September 2, 2011 15 Comments
Last weekend I visited one of my favorite collecting spots in all of Missouri—Long Bald Glade Natural Area (part of Caney Mountain Conservation Area in Ozark Co.). Nestled at the eastern edge of the White River Hills in southwestern Missouri, its deeply dissected hills are home to numerous plants and animals that are more typical of the southern Great Plains and which have found refuge in the xeric, thin-soiled calcareous prairies (commonly “cedar glades”) that cover the area’s southern- and western-facing slopes. These include some rather impressive insects, such as a disjunct population of Cicindelidia obsoleta vulturina, which I just found here last year as the new northeasternmost extent of the population, as well as the marvelously monstrous Microstylum morosum, North America’s largest robber fly and so far known in Missouri only from Long Bald Glade where it was discovered in 2009.
Another quite striking insect found at Long Bald Glades (though not restricted in Missouri to the White River Hills) is the bumelia borer, Plinthocoelium suaveolens. This beetle occupied much of my time in July 2009 as I committed to photographing the species in the wild, and it was Long Bald Glade where I finally (if not completely satisfactorily) succeeded in that goal. This time I was visiting the Glade to look for the earliest individuals of C. obsoleta vulturina and, hopefully, document additional glades within Caney Mountain that might support the beetle.

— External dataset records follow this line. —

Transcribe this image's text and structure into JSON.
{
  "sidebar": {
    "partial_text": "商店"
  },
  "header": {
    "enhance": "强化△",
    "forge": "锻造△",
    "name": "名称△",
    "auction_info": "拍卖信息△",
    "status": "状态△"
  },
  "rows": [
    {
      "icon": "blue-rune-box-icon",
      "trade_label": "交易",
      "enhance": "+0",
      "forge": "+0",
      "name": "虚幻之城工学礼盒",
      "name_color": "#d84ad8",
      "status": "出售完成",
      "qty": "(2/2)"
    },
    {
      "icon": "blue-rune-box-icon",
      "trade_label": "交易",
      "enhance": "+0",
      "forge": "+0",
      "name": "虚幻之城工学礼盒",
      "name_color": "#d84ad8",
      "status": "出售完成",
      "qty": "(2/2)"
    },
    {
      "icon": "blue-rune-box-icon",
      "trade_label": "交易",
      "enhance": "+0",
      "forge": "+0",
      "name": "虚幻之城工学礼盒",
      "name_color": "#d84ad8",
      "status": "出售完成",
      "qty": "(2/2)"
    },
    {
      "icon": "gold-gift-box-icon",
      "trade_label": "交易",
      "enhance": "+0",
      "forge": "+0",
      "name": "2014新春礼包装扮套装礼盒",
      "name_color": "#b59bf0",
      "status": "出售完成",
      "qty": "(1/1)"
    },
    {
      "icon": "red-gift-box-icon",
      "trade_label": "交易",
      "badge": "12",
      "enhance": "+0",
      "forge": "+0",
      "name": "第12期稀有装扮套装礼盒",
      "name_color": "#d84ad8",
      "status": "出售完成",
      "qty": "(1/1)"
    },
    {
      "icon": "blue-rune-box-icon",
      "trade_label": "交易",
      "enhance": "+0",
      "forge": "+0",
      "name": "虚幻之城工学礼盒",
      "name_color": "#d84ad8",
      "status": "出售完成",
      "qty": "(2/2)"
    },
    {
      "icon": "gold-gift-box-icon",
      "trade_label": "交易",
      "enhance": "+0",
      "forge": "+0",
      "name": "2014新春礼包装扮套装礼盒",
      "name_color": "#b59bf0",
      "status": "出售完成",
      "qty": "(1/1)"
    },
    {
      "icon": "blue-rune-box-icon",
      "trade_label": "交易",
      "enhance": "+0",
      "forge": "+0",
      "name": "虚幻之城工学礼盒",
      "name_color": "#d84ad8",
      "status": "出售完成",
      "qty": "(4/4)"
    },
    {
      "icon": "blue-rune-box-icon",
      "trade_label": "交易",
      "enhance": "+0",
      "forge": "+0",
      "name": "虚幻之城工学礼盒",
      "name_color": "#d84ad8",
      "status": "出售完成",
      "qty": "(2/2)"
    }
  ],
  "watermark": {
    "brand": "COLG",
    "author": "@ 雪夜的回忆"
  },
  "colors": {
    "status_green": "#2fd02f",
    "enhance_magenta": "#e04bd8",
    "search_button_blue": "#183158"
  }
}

However, in the back of my mind I was also keeping a lookout for P. suaveolens—this species is primarily active during July and August in Missouri, but I do have records of it as late as September. As I looked for (and found) tiger beetles, I also checked out each bumelia tree that I passed hoping to see a P. suaveolens adult perched on its lower trunk. It was not until later in the afternoon that I heard a loud “buzz” approaching from behind and turned to see one of these beauties fly right past me—legs and antennae held outstretched—before landing on a nearby tree. Now, over the years I’ve learned a few lessons, and one is that you don’t try to take in situ photographs of the first individual you encounter of a prized species. More often than not it gets away before you even fire the first shot, and you’re left with nothing. My standard procedure now is to procure the first individual immediately and keep it alive. If attempts to photograph subsequent individuals are not successful (or none are seen), then at least I have a backup for studio shots (not my first choice, but better than nothing!). Such was the case with this individual.

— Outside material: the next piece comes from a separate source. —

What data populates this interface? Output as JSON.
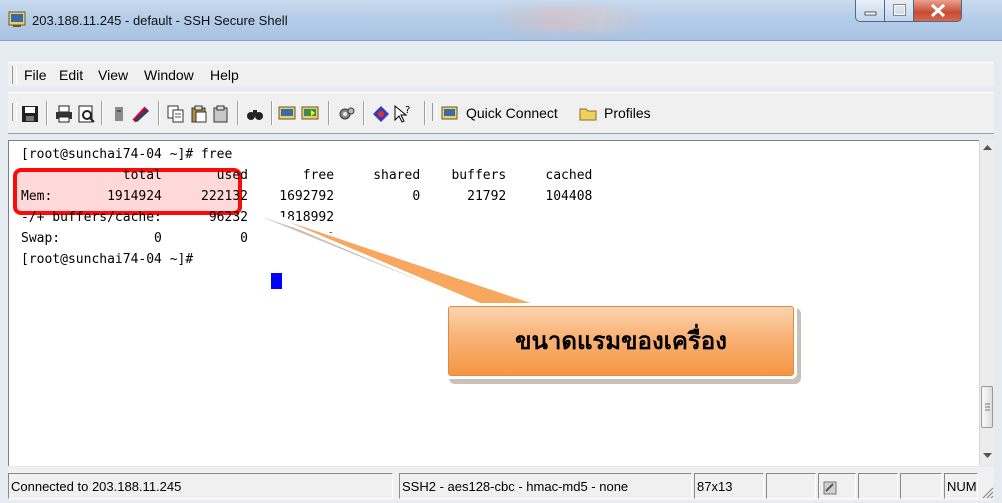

Although I still lack that “perfect” beetle-on-a-branch shot that I hope to eventually get for this species, it seemed a good subject for some white-box photography. I’ve vacilated between true white-box w/ indirect flash versus getting a white-box effect by using direct, diffused flash with the subject on a white background. I decided now was the time for a direct comparison of the two techniques. All of the following photographs were taken with the Canon 100mm macro lens on a Canon 50D body at 160 ISO, 1/200 sec, and f/16. For the closeups (photos 3 and 5 of each series), 68mm of extension tubes were added. The photos on the left are true white-box photos, i.e. the flash heads were directed up and away from the subject placed inside a box lined with white tissue (Kim-Wipes laboratory wipers). The photos on the right mimic the white-box effect by placing the subject on white filter paper, but the flash heads were pointed directly at the subject through my DIY concave diffuser (click on photos for 1200×800 versions):

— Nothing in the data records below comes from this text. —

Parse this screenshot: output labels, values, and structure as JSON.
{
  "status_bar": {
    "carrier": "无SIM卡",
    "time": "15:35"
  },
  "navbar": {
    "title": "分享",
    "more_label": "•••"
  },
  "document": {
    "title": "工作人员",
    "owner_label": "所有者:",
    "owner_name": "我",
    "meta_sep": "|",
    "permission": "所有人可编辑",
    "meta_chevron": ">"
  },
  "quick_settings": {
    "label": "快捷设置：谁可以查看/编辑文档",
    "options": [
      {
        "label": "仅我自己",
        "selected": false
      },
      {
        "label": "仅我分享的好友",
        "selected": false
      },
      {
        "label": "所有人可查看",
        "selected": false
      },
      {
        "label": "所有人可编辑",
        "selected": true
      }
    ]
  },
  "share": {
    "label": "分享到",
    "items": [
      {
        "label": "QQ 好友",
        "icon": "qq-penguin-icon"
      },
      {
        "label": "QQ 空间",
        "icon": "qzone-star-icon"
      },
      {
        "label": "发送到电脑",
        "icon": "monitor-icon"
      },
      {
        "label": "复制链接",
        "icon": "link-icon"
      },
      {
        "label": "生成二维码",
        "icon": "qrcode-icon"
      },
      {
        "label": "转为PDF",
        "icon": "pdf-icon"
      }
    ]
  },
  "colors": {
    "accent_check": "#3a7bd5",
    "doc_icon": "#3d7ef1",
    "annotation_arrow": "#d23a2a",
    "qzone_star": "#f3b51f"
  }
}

I must admit, looking at the photos on the camera playback screen I had the impression that I would like the direct-diffuser photos better, but after reviewing them on the computer and applying typical post-processing enhancements (e.g., levels, slight shadow reduction, and unsharp mask), the true white-box photos appear to have benefited from more even lighting, resulting in truer color, less shadowing, and minimal specular highlighting. Not that the direct-diffuser photos are bad—they’re just not as good as the white-box photos. I guess what this means is that my DIY diffuser, while a significant improvement over my previous diffusers, still could use some improvement (if ability to create white-box-like results is the ultimate test of a diffuser’s effectiveness). I’d be interested in knowing your opinions based on these comparisons.
Congratulations to Ben Coulter, who wins yet another Super Crop Challenge and strengthens his lead in the overall standings of the current BitB Challenge Session #4 with 13 points. Mr. Phidippus also correctly identified the species and takes 2nd place in the challenge with 8 points, keeping him in 2nd place in the overall standings as well. Morgan Jackson takes 3rd place in the challenge with 7 points, but Roy’s retains 3rd place in the overall standings by way of his 6 points in this challenge. Congratulations to these top points earners, and thanks to all who played.
Copyright © Ted C. MacRae 2011